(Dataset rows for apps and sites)

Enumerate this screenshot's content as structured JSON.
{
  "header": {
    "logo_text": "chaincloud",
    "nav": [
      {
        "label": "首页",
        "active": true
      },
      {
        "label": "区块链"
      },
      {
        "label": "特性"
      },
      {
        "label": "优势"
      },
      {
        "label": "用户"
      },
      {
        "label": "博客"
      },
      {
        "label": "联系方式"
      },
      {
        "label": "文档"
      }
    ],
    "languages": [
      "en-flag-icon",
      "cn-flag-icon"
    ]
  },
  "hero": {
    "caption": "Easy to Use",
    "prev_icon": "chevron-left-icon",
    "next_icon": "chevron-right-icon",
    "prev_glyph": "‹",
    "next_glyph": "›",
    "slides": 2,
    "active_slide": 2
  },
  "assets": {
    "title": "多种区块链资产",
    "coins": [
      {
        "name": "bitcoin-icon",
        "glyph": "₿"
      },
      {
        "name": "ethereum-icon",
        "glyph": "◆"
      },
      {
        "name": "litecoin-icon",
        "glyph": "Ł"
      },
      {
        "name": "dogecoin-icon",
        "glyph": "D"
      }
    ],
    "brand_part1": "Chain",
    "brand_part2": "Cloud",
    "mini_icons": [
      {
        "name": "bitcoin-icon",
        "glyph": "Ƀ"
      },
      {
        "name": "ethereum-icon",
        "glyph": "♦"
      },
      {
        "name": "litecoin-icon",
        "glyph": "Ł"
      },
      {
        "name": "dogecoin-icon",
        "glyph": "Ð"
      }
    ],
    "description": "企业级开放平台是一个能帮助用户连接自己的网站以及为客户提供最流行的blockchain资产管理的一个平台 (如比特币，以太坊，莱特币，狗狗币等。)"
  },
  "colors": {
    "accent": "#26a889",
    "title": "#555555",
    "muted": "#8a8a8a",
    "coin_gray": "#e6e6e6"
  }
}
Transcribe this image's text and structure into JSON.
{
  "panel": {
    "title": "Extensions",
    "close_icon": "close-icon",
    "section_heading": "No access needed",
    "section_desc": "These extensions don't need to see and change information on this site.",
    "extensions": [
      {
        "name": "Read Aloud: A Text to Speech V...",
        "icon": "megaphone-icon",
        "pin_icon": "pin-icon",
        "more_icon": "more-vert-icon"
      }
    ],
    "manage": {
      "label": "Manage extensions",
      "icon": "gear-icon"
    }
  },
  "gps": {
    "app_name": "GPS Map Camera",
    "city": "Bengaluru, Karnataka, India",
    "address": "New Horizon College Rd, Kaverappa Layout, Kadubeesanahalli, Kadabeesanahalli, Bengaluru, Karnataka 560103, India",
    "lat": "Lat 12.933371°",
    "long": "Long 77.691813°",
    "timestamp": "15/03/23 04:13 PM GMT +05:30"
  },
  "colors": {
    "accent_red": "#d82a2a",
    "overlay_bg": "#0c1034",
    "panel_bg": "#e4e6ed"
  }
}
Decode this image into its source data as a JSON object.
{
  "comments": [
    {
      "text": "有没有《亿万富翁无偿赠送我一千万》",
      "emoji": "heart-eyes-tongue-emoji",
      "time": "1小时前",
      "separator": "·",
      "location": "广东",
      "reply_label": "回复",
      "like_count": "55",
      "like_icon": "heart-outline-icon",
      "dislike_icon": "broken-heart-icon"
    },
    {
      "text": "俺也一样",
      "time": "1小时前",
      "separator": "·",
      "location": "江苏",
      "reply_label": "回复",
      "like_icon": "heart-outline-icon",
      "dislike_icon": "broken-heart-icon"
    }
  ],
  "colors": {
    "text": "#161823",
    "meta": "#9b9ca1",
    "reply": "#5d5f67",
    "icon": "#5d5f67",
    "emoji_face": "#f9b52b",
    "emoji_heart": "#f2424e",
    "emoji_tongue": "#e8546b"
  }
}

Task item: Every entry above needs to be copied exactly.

Result:
Enumerate this screenshot's content as structured JSON.
{
  "header": {
    "logo_text": "chaincloud",
    "nav": [
      {
        "label": "首页",
        "active": true
      },
      {
        "label": "区块链"
      },
      {
        "label": "特性"
      },
      {
        "label": "优势"
      },
      {
        "label": "用户"
      },
      {
        "label": "博客"
      },
      {
        "label": "联系方式"
      },
      {
        "label": "文档"
      }
    ],
    "languages": [
      "en-flag-icon",
      "cn-flag-icon"
    ]
  },
  "hero": {
    "caption": "Easy to Use",
    "prev_icon": "chevron-left-icon",
    "next_icon": "chevron-right-icon",
    "prev_glyph": "‹",
    "next_glyph": "›",
    "slides": 2,
    "active_slide": 2
  },
  "assets": {
    "title": "多种区块链资产",
    "coins": [
      {
        "name": "bitcoin-icon",
        "glyph": "₿"
      },
      {
        "name": "ethereum-icon",
        "glyph": "◆"
      },
      {
        "name": "litecoin-icon",
        "glyph": "Ł"
      },
      {
        "name": "dogecoin-icon",
        "glyph": "D"
      }
    ],
    "brand_part1": "Chain",
    "brand_part2": "Cloud",
    "mini_icons": [
      {
        "name": "bitcoin-icon",
        "glyph": "Ƀ"
      },
      {
        "name": "ethereum-icon",
        "glyph": "♦"
      },
      {
        "name": "litecoin-icon",
        "glyph": "Ł"
      },
      {
        "name": "dogecoin-icon",
        "glyph": "Ð"
      }
    ],
    "description": "企业级开放平台是一个能帮助用户连接自己的网站以及为客户提供最流行的blockchain资产管理的一个平台 (如比特币，以太坊，莱特币，狗狗币等。)"
  },
  "colors": {
    "accent": "#26a889",
    "title": "#555555",
    "muted": "#8a8a8a",
    "coin_gray": "#e6e6e6"
  }
}
Transcribe this image's text and structure into JSON.
{
  "panel": {
    "title": "Extensions",
    "close_icon": "close-icon",
    "section_heading": "No access needed",
    "section_desc": "These extensions don't need to see and change information on this site.",
    "extensions": [
      {
        "name": "Read Aloud: A Text to Speech V...",
        "icon": "megaphone-icon",
        "pin_icon": "pin-icon",
        "more_icon": "more-vert-icon"
      }
    ],
    "manage": {
      "label": "Manage extensions",
      "icon": "gear-icon"
    }
  },
  "gps": {
    "app_name": "GPS Map Camera",
    "city": "Bengaluru, Karnataka, India",
    "address": "New Horizon College Rd, Kaverappa Layout, Kadubeesanahalli, Kadabeesanahalli, Bengaluru, Karnataka 560103, India",
    "lat": "Lat 12.933371°",
    "long": "Long 77.691813°",
    "timestamp": "15/03/23 04:13 PM GMT +05:30"
  },
  "colors": {
    "accent_red": "#d82a2a",
    "overlay_bg": "#0c1034",
    "panel_bg": "#e4e6ed"
  }
}
Decode this image into its source data as a JSON object.
{
  "comments": [
    {
      "text": "有没有《亿万富翁无偿赠送我一千万》",
      "emoji": "heart-eyes-tongue-emoji",
      "time": "1小时前",
      "separator": "·",
      "location": "广东",
      "reply_label": "回复",
      "like_count": "55",
      "like_icon": "heart-outline-icon",
      "dislike_icon": "broken-heart-icon"
    },
    {
      "text": "俺也一样",
      "time": "1小时前",
      "separator": "·",
      "location": "江苏",
      "reply_label": "回复",
      "like_icon": "heart-outline-icon",
      "dislike_icon": "broken-heart-icon"
    }
  ],
  "colors": {
    "text": "#161823",
    "meta": "#9b9ca1",
    "reply": "#5d5f67",
    "icon": "#5d5f67",
    "emoji_face": "#f9b52b",
    "emoji_heart": "#f2424e",
    "emoji_tongue": "#e8546b"
  }
}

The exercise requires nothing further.